Without giving away this Pulitzer Prize-winning novel by Donna Tartt, it’s impossible to say much more than this: a 400-year-old painting called The Goldfinch provides the anchor (in that it both grounds and sinks Theo) for the whole story. What the painting depicts (a beautiful bird tied down by the smallest and lightest of chains), captured for our perusal by a master painter, is also the central metaphor of the story. I’m just not sure that Tartt is a master writer, Pulitzer committee be damned.
This was an involving book that I could not wait to get back to—while I was reading it — but after I finished it, it felt rather hollow. Some wonderful characters and fine writing serve an extremely melodramatic plot. Much of the 700-plus page book is taken up with descriptions of drug and alcohol use, and fragments of sentences that are meant to be atmospheric, poetic, and descriptive but to me seem to be lazy writing, as if Tartt emptied her notebook onto the page when she needed to move forward with the book.
Theo’s voice, so warm and engaging in the beginning of the book when he is a young man, becomes burdened and burdensome; but other characters leap off the page and charm even when—especially when—they are most menacing.
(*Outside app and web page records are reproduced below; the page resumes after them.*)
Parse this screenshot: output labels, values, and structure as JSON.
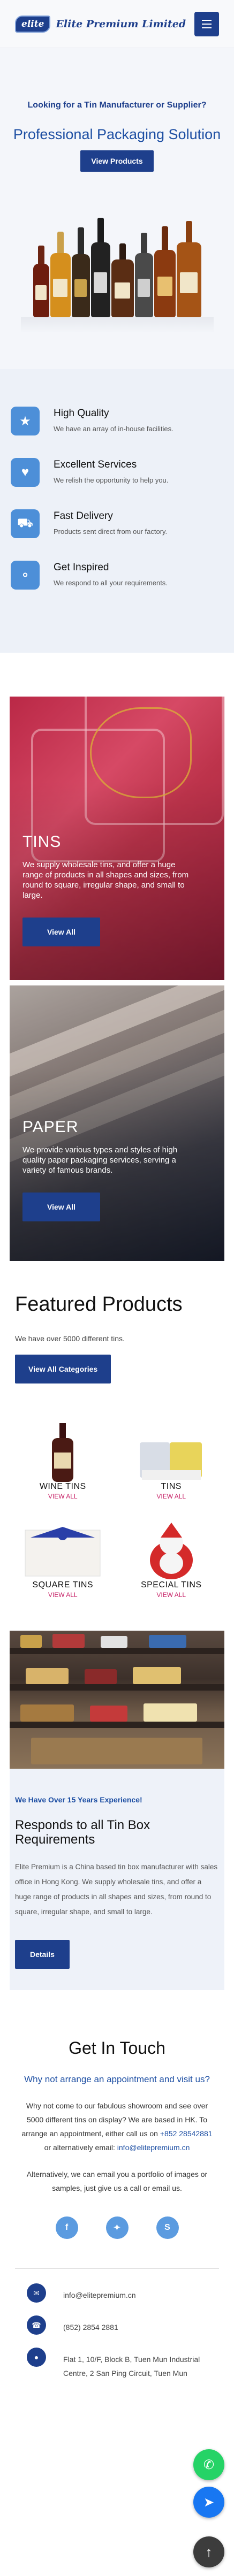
{
  "header": {
    "logo_badge": "elite",
    "logo_text": "Elite Premium Limited"
  },
  "hero": {
    "kicker": "Looking for a Tin Manufacturer or Supplier?",
    "title": "Professional Packaging Solution",
    "button": "View Products"
  },
  "features": [
    {
      "icon": "certificate-icon",
      "title": "High Quality",
      "text": "We have an array of in-house facilities."
    },
    {
      "icon": "handshake-icon",
      "title": "Excellent Services",
      "text": "We relish the opportunity to help you."
    },
    {
      "icon": "truck-icon",
      "title": "Fast Delivery",
      "text": "Products sent direct from our factory."
    },
    {
      "icon": "lightbulb-icon",
      "title": "Get Inspired",
      "text": "We respond to all your requirements."
    }
  ],
  "categories": [
    {
      "title": "TINS",
      "text": "We supply wholesale tins, and offer a huge range of products in all shapes and sizes, from round to square, irregular shape, and small to large.",
      "button": "View All"
    },
    {
      "title": "PAPER",
      "text": "We provide various types and styles of high quality paper packaging services, serving a variety of famous brands.",
      "button": "View All"
    }
  ],
  "featured": {
    "title": "Featured Products",
    "text": "We have over 5000 different tins.",
    "button": "View All Categories",
    "products": [
      {
        "name": "WINE TINS",
        "link": "VIEW ALL"
      },
      {
        "name": "TINS",
        "link": "VIEW ALL"
      },
      {
        "name": "SQUARE TINS",
        "link": "VIEW ALL"
      },
      {
        "name": "SPECIAL TINS",
        "link": "VIEW ALL"
      }
    ]
  },
  "about": {
    "kicker": "We Have Over 15 Years Experience!",
    "title": "Responds to all Tin Box Requirements",
    "text": "Elite Premium is a China based tin box manufacturer with sales office in Hong Kong. We supply wholesale tins, and offer a huge range of products in all shapes and sizes, from round to square, irregular shape, and small to large.",
    "button": "Details"
  },
  "contact": {
    "title": "Get In Touch",
    "subtitle": "Why not arrange an appointment and visit us?",
    "p1_a": "Why not come to our fabulous showroom and see over 5000 different tins on display? We are based in HK. To arrange an appointment, either call us on",
    "phone_link": "+852 28542881",
    "p1_b": "or alternatively email:",
    "email_link": "info@elitepremium.cn",
    "p2": "Alternatively, we can email you a portfolio of images or samples, just give us a call or email us.",
    "socials": [
      "facebook-icon",
      "twitter-icon",
      "skype-icon"
    ],
    "list": [
      {
        "icon": "envelope-icon",
        "text": "info@elitepremium.cn"
      },
      {
        "icon": "phone-icon",
        "text": "(852) 2854 2881"
      },
      {
        "icon": "map-marker-icon",
        "text": "Flat 1, 10/F, Block B, Tuen Mun Industrial Centre, 2 San Ping Circuit, Tuen Mun"
      }
    ]
  },
  "floating": [
    "whatsapp-icon",
    "messenger-icon",
    "arrow-up-icon"
  ],
  "colors": {
    "brand": "#1e3f8c",
    "accent": "#4d8fd8",
    "link_pink": "#c8266a"
  }
}
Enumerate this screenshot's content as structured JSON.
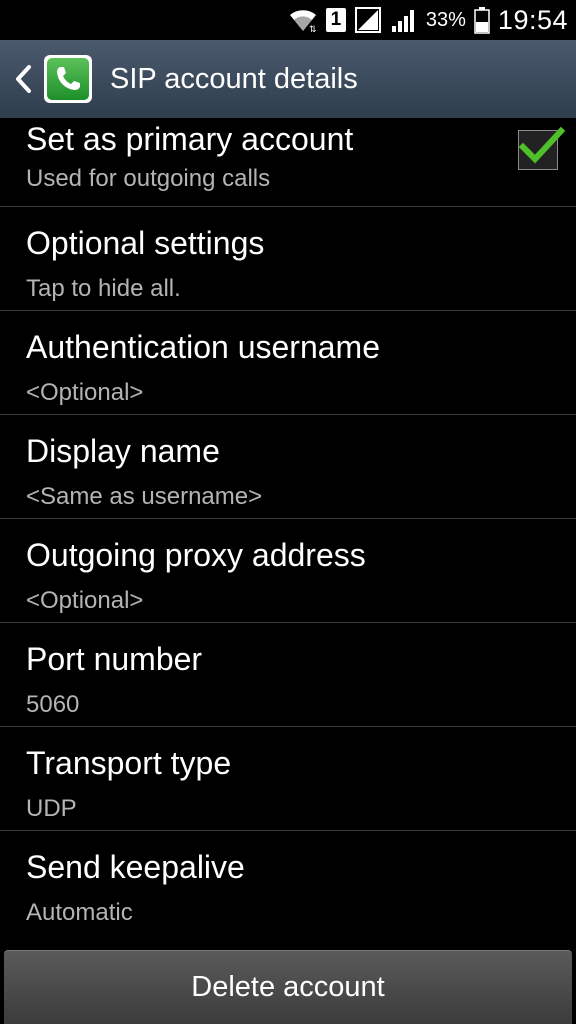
{
  "status_bar": {
    "battery_percent": "33%",
    "time": "19:54",
    "sim_label": "1",
    "icons": [
      "wifi-icon",
      "sim-icon",
      "no-signal-icon",
      "signal-icon",
      "battery-icon"
    ]
  },
  "action_bar": {
    "title": "SIP account details",
    "app_icon": "phone-icon"
  },
  "settings": [
    {
      "title": "Set as primary account",
      "subtitle": "Used for outgoing calls",
      "checked": true
    },
    {
      "title": "Optional settings",
      "subtitle": "Tap to hide all."
    },
    {
      "title": "Authentication username",
      "subtitle": "<Optional>"
    },
    {
      "title": "Display name",
      "subtitle": "<Same as username>"
    },
    {
      "title": "Outgoing proxy address",
      "subtitle": "<Optional>"
    },
    {
      "title": "Port number",
      "subtitle": "5060"
    },
    {
      "title": "Transport type",
      "subtitle": "UDP"
    },
    {
      "title": "Send keepalive",
      "subtitle": "Automatic"
    }
  ],
  "delete_button": {
    "label": "Delete account"
  },
  "colors": {
    "action_bar": "#3b4b5e",
    "check_green": "#4fc02a",
    "subtitle_gray": "#b4b4b4"
  }
}
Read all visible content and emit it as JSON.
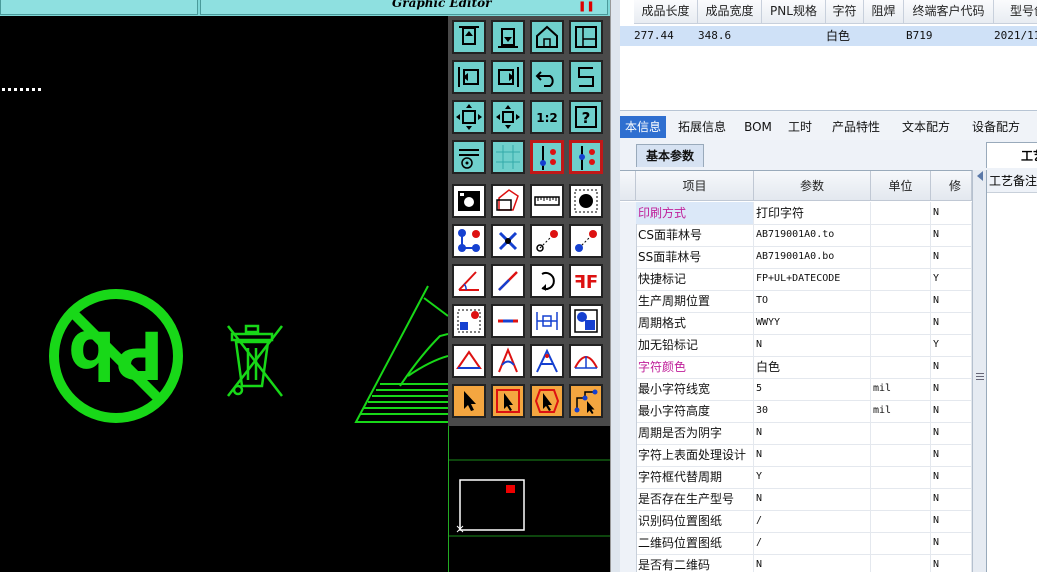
{
  "graphic_editor": {
    "title": "Graphic Editor"
  },
  "product_table": {
    "headers": [
      "成品长度",
      "成品宽度",
      "PNL规格",
      "字符",
      "阻焊",
      "终端客户代码",
      "型号创"
    ],
    "row": [
      "277.44",
      "348.6",
      "",
      "白色",
      "",
      "B719",
      "2021/11/"
    ]
  },
  "tabs": [
    "本信息",
    "拓展信息",
    "BOM",
    "工时",
    "产品特性",
    "文本配方",
    "设备配方"
  ],
  "active_tab": "本信息",
  "subtab": "基本参数",
  "right_subtab": "工艺",
  "remark_header": "工艺备注",
  "param_grid": {
    "headers": [
      "项目",
      "参数",
      "单位",
      "修"
    ],
    "rows": [
      {
        "item": "印刷方式",
        "value": "打印字符",
        "unit": "",
        "flag": "N",
        "magenta": true,
        "selected": true
      },
      {
        "item": "CS面菲林号",
        "value": "AB719001A0.to",
        "unit": "",
        "flag": "N",
        "magenta": false
      },
      {
        "item": "SS面菲林号",
        "value": "AB719001A0.bo",
        "unit": "",
        "flag": "N",
        "magenta": false
      },
      {
        "item": "快捷标记",
        "value": "FP+UL+DATECODE",
        "unit": "",
        "flag": "Y",
        "magenta": false
      },
      {
        "item": "生产周期位置",
        "value": "TO",
        "unit": "",
        "flag": "N",
        "magenta": false
      },
      {
        "item": "周期格式",
        "value": "WWYY",
        "unit": "",
        "flag": "N",
        "magenta": false
      },
      {
        "item": "加无铅标记",
        "value": "N",
        "unit": "",
        "flag": "Y",
        "magenta": false
      },
      {
        "item": "字符颜色",
        "value": "白色",
        "unit": "",
        "flag": "N",
        "magenta": true
      },
      {
        "item": "最小字符线宽",
        "value": "5",
        "unit": "mil",
        "flag": "N",
        "magenta": false
      },
      {
        "item": "最小字符高度",
        "value": "30",
        "unit": "mil",
        "flag": "N",
        "magenta": false
      },
      {
        "item": "周期是否为阴字",
        "value": "N",
        "unit": "",
        "flag": "N",
        "magenta": false
      },
      {
        "item": "字符上表面处理设计",
        "value": "N",
        "unit": "",
        "flag": "N",
        "magenta": false
      },
      {
        "item": "字符框代替周期",
        "value": "Y",
        "unit": "",
        "flag": "N",
        "magenta": false
      },
      {
        "item": "是否存在生产型号",
        "value": "N",
        "unit": "",
        "flag": "N",
        "magenta": false
      },
      {
        "item": "识别码位置图纸",
        "value": "/",
        "unit": "",
        "flag": "N",
        "magenta": false
      },
      {
        "item": "二维码位置图纸",
        "value": "/",
        "unit": "",
        "flag": "N",
        "magenta": false
      },
      {
        "item": "是否有二维码",
        "value": "N",
        "unit": "",
        "flag": "N",
        "magenta": false
      }
    ]
  },
  "toolbar_icons": [
    "align-top-icon",
    "align-bottom-icon",
    "home-icon",
    "grid-frame-icon",
    "align-left-icon",
    "align-right-icon",
    "undo-icon",
    "redo-icon",
    "fit-screen-icon",
    "center-view-icon",
    "scale-1-2-icon",
    "help-icon",
    "settings-icon",
    "grid-icon",
    "snap-icon",
    "snap-alt-icon",
    "camera-icon",
    "polygon-icon",
    "ruler-icon",
    "fill-circle-icon",
    "nodes-icon",
    "cross-icon",
    "line-point-icon",
    "line-point-alt-icon",
    "angle-icon",
    "slash-icon",
    "rotate-icon",
    "mirror-text-icon",
    "corner-icon",
    "minus-icon",
    "dimension-icon",
    "shapes-icon",
    "arc-triangle-icon",
    "arc-a-icon",
    "arc-b-icon",
    "arc-c-icon",
    "pointer-icon",
    "pointer-box-icon",
    "pointer-hex-icon",
    "pointer-node-icon"
  ],
  "colors": {
    "canvas_green": "#18d818",
    "teal": "#6fd0cc",
    "accent_blue": "#2f6fd0"
  }
}
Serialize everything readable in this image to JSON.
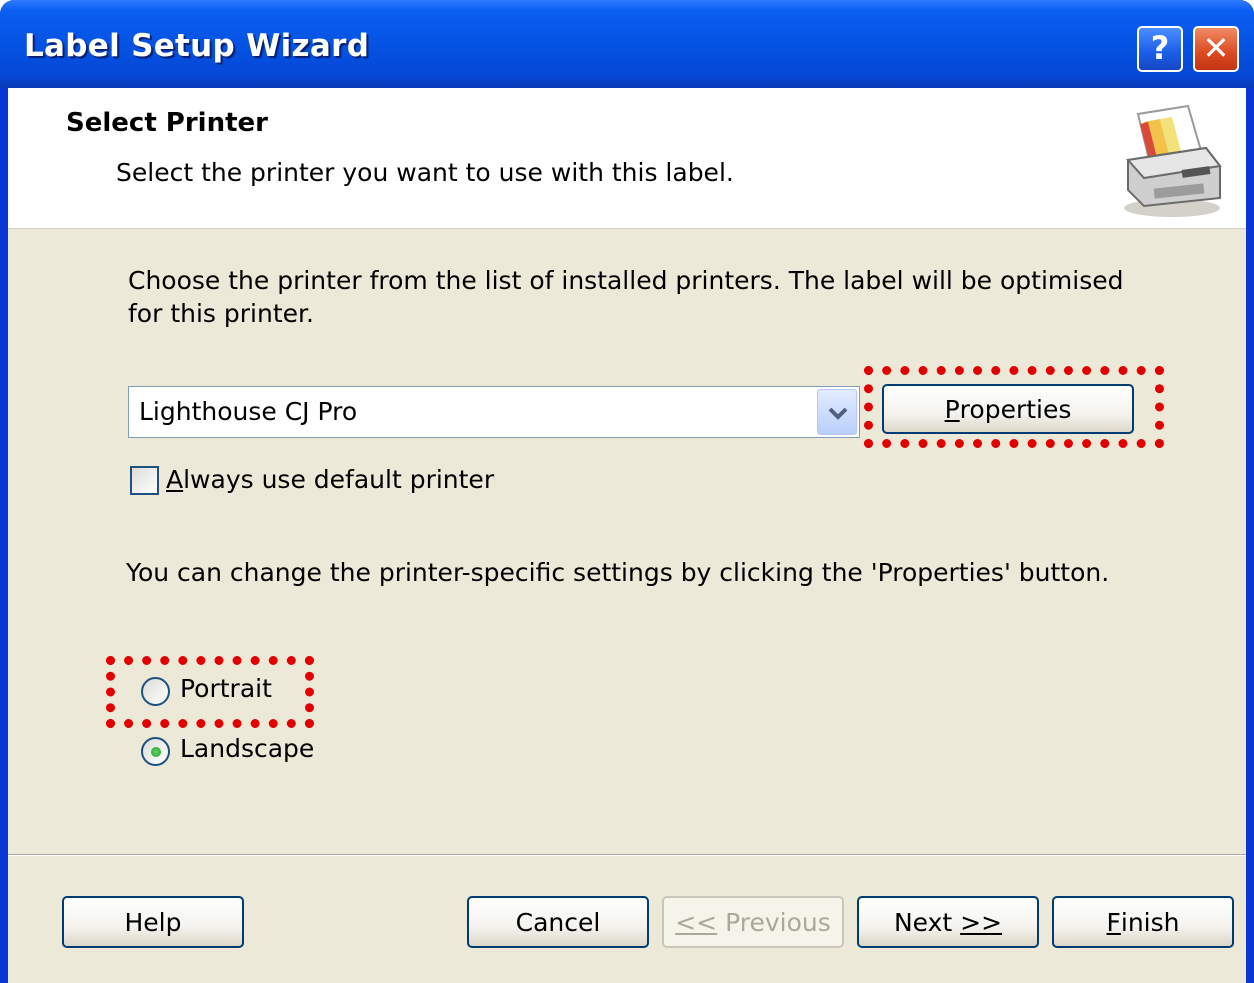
{
  "window": {
    "title": "Label Setup Wizard",
    "help_glyph": "?",
    "close_glyph": "✕"
  },
  "header": {
    "title": "Select Printer",
    "subtitle": "Select the printer you want to use with this label.",
    "icon": "printer-icon"
  },
  "body": {
    "instructions": "Choose the printer from the list of installed printers. The label will be optimised for this printer.",
    "printer_select": {
      "selected": "Lighthouse CJ Pro"
    },
    "properties_button": {
      "mnemonic": "P",
      "rest": "roperties"
    },
    "default_printer_checkbox": {
      "mnemonic": "A",
      "rest": "lways use default printer",
      "checked": false
    },
    "properties_info": "You can change the printer-specific settings by clicking the 'Properties' button.",
    "orientation": {
      "portrait_label": "Portrait",
      "landscape_label": "Landscape",
      "selected": "Landscape"
    }
  },
  "footer": {
    "help": "Help",
    "cancel": "Cancel",
    "previous": {
      "prefix": "<<",
      "text": " Previous",
      "enabled": false
    },
    "next": {
      "text": "Next ",
      "suffix": ">>"
    },
    "finish": {
      "mnemonic": "F",
      "rest": "inish"
    }
  },
  "colors": {
    "highlight_dashes": "#e00000",
    "titlebar": "#0553e4",
    "dialog_bg": "#ece9d8"
  }
}
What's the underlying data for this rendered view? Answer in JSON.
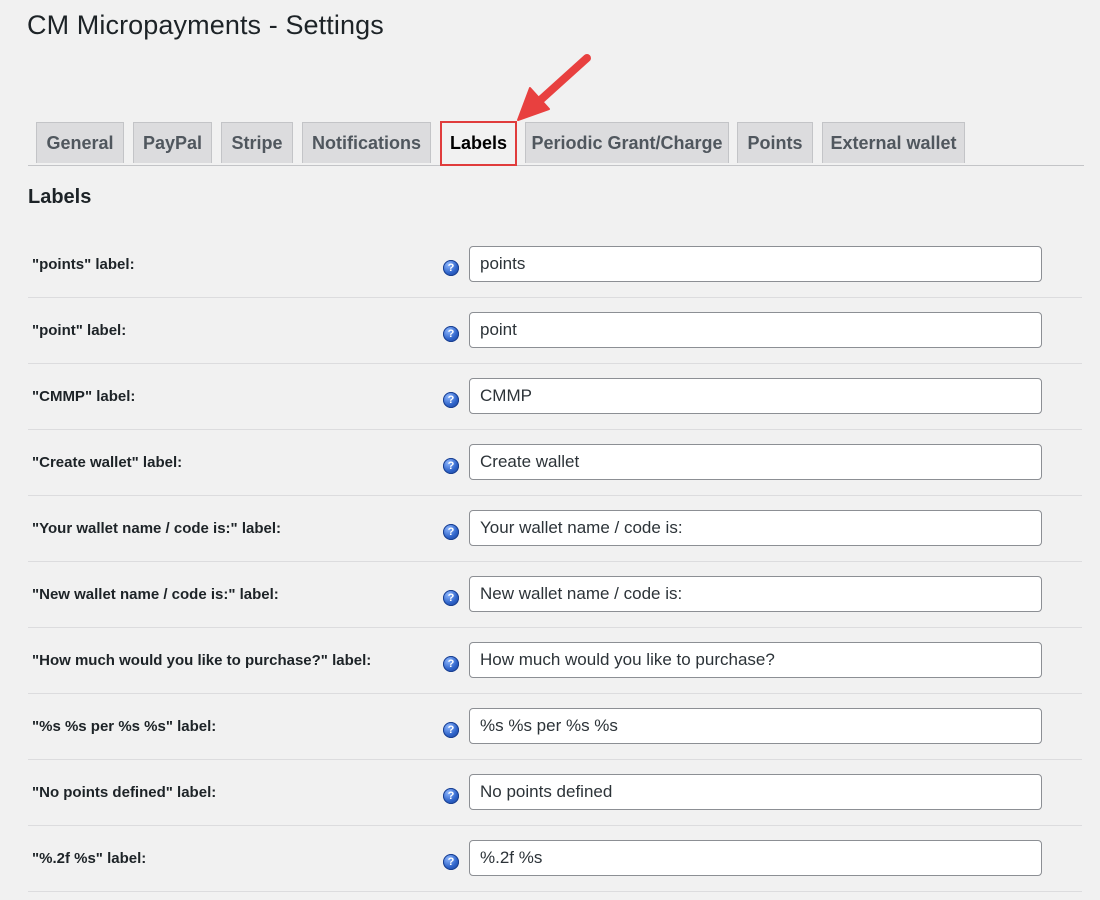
{
  "page": {
    "title": "CM Micropayments - Settings"
  },
  "tabs": [
    {
      "label": "General",
      "active": false
    },
    {
      "label": "PayPal",
      "active": false
    },
    {
      "label": "Stripe",
      "active": false
    },
    {
      "label": "Notifications",
      "active": false
    },
    {
      "label": "Labels",
      "active": true
    },
    {
      "label": "Periodic Grant/Charge",
      "active": false
    },
    {
      "label": "Points",
      "active": false
    },
    {
      "label": "External wallet",
      "active": false
    }
  ],
  "section": {
    "heading": "Labels"
  },
  "fields": [
    {
      "label": "\"points\" label:",
      "value": "points"
    },
    {
      "label": "\"point\" label:",
      "value": "point"
    },
    {
      "label": "\"CMMP\" label:",
      "value": "CMMP"
    },
    {
      "label": "\"Create wallet\" label:",
      "value": "Create wallet"
    },
    {
      "label": "\"Your wallet name / code is:\" label:",
      "value": "Your wallet name / code is:"
    },
    {
      "label": "\"New wallet name / code is:\" label:",
      "value": "New wallet name / code is:"
    },
    {
      "label": "\"How much would you like to purchase?\" label:",
      "value": "How much would you like to purchase?"
    },
    {
      "label": "\"%s %s per %s %s\" label:",
      "value": "%s %s per %s %s"
    },
    {
      "label": "\"No points defined\" label:",
      "value": "No points defined"
    },
    {
      "label": "\"%.2f %s\" label:",
      "value": "%.2f %s"
    }
  ],
  "icons": {
    "help": "help-question-icon",
    "annotation": "red-arrow"
  },
  "colors": {
    "highlight": "#e03c3c",
    "background": "#f1f1f1",
    "tab_inactive": "#dcdcde",
    "help_icon": "#2e63c9"
  }
}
The highly contrasting settings and social strata are finely drawn, and in Theo, Tartt does achieve a Tolstoyan level of dread and menace, self-destruction and yearning, a true lost soul. I’m just not sure that I want to be lost with him.
Mel Malmberg is currently working on her first book of fiction; a novel about young Will Shakespeare.
Find Mel on Twitter at TheDailyBard@365shakespeare.